"You don't want to offend people but I've got no power over that shit. It's not my job to go out there and play a tune by T-Bone Walker and here's a tune by BB King and here's a tune by Little Walter and here's a tune by Sonny Boy, that's not what I do. I go after the music. I let the music lead me. I'm not there to educate anybody."
Maybe not but Pickett certainly leads by example. Sit in on one of shows and prepare to not only be entertained but enlightened. See how he carries himself and how he works with other musicians. Listen to the material. Breathe it in.
Pickett admits his first CD release back in 1998 has also been pivotal, not only for his admirers and the blues audience in general, but also for himself.
"It was really important because people had been asking me for years, 'Have you got a record or a tape? Can I buy a CD?, and I didn't want to do it because I didn't want to put out a bunch of cover tunes.
"By the time I had enough original material together, I tried to sell my songs. I didn't get anywhere with that. It's a tough business. It's tough to sell somebody a song, even if it's a great song. So I put out my own CD (Blues Money) and don't you know I get a Juno nomination."
Not bad for an initial effort but let's not forget that Pickett had been in the business a long time. Nevertheless, some people would be inclined to say that first CD included all his best material, the culmination of being in the business for years.
"Yeah, and then I put out another one (Conversation With the Blues) and I get another Juno nomination."
Two CDs. Two Juno nominations. How can you top that? Well there is the minor matter of actually winning that coveted Juno. When you come so close, not once but twice, then actually winning one can become a priority.
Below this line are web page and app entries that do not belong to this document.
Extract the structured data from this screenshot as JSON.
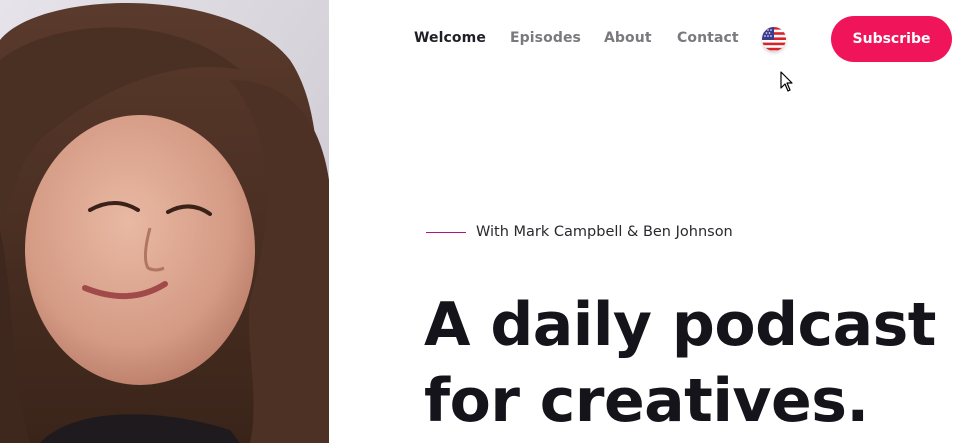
{
  "nav": {
    "links": [
      {
        "label": "Welcome",
        "active": true
      },
      {
        "label": "Episodes",
        "active": false
      },
      {
        "label": "About",
        "active": false
      },
      {
        "label": "Contact",
        "active": false
      }
    ],
    "language_icon": "us-flag-icon",
    "subscribe_label": "Subscribe"
  },
  "hero": {
    "hosts": "With Mark Campbell & Ben Johnson",
    "headline_line1": "A daily podcast",
    "headline_line2": "for creatives."
  },
  "colors": {
    "accent": "#f0155a",
    "hosts_line": "#b0157a",
    "text_dark": "#14141a",
    "nav_muted": "#7a7a7e"
  }
}
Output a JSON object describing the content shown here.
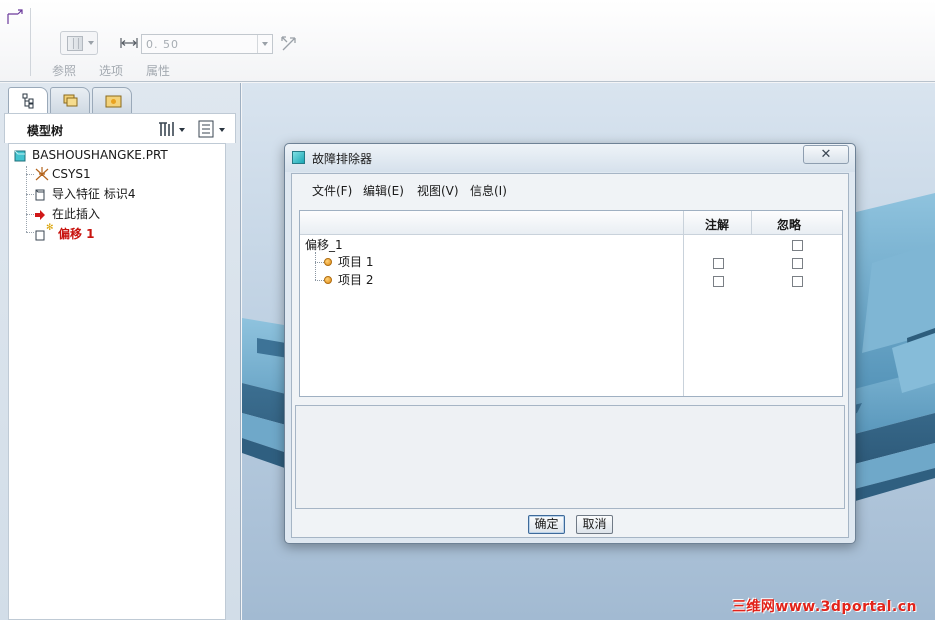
{
  "ribbon": {
    "thickness_value": "0. 50",
    "tabs": [
      "参照",
      "选项",
      "属性"
    ]
  },
  "model_tree": {
    "title": "模型树",
    "items": [
      {
        "label": "BASHOUSHANGKE.PRT",
        "icon": "part-icon"
      },
      {
        "label": "CSYS1",
        "icon": "csys-icon"
      },
      {
        "label": "导入特征 标识4",
        "icon": "import-feature-icon"
      },
      {
        "label": "在此插入",
        "icon": "insert-here-arrow-icon"
      },
      {
        "label": "偏移 1",
        "icon": "offset-feature-icon",
        "color": "#c8140f"
      }
    ]
  },
  "dialog": {
    "title": "故障排除器",
    "close_glyph": "✕",
    "menu": [
      "文件(F)",
      "编辑(E)",
      "视图(V)",
      "信息(I)"
    ],
    "columns": {
      "note": "注解",
      "ignore": "忽略"
    },
    "rows": [
      {
        "label": "偏移_1",
        "level": 0,
        "note_checkbox": false,
        "note_checked": false,
        "ignore_checked": false
      },
      {
        "label": "项目 1",
        "level": 1,
        "note_checkbox": true,
        "note_checked": false,
        "ignore_checked": false
      },
      {
        "label": "项目 2",
        "level": 1,
        "note_checkbox": true,
        "note_checked": false,
        "ignore_checked": false
      }
    ],
    "ok_label": "确定",
    "cancel_label": "取消"
  },
  "watermark": "三维网www.3dportal.cn",
  "colors": {
    "accent_red": "#c8140f",
    "viewport_bg": "#b9cde0",
    "model_blue": "#5f96b8"
  }
}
"No, those are not my goals," he explains. "Like Harry Manx said, you put the music first and the rest of the shit follows.
"I'm not looking to make a million dollars. I'm not looking to get on MTV. I'm not even looking to become a household name. Somebody in the band here asked me if I'm touring a lot and I said, 'No, not as much as I'd like to.' If I could be out there 200 dates a year, I'd do them. It's important."
Touring. Playing guitar. Working on a new solo project. These are some of the things that are keeping Pickett busy right now. That and walking his dog. Then there's yoga and even camping.
"I love to do yoga," he says. "I've done yoga for more than two years now. If I can do that twice a week, I'm a happy camper. And if I can't, and it's hard to find the time to do it, I like canoeing and camping but there's a small window for me to do that in this country because I don't want to go in June and July because it's too
So for now the bugs can wait. While he's pursuing his interest in acoustic guitar, even the harmonica may have to wait for a while. Such is the case, not only when you are a musician but a performer of integrity. Convention must occasionally be set aside for the sake of the craft. Hard-core harmonica fans won't have to worry though.
"I love playing harmonica," says Pickett. "I could play harmonica all night long. I'm 51 years old and my health is better than it's been my whole life. I've got tons of energy and stamina and I've stopped smoking so I'm singing better. I just want to play."
The rest of us just want to listen.
Feature and photos by Baron Bedesky
© Copyright 2002
© 2006 Michael Pickett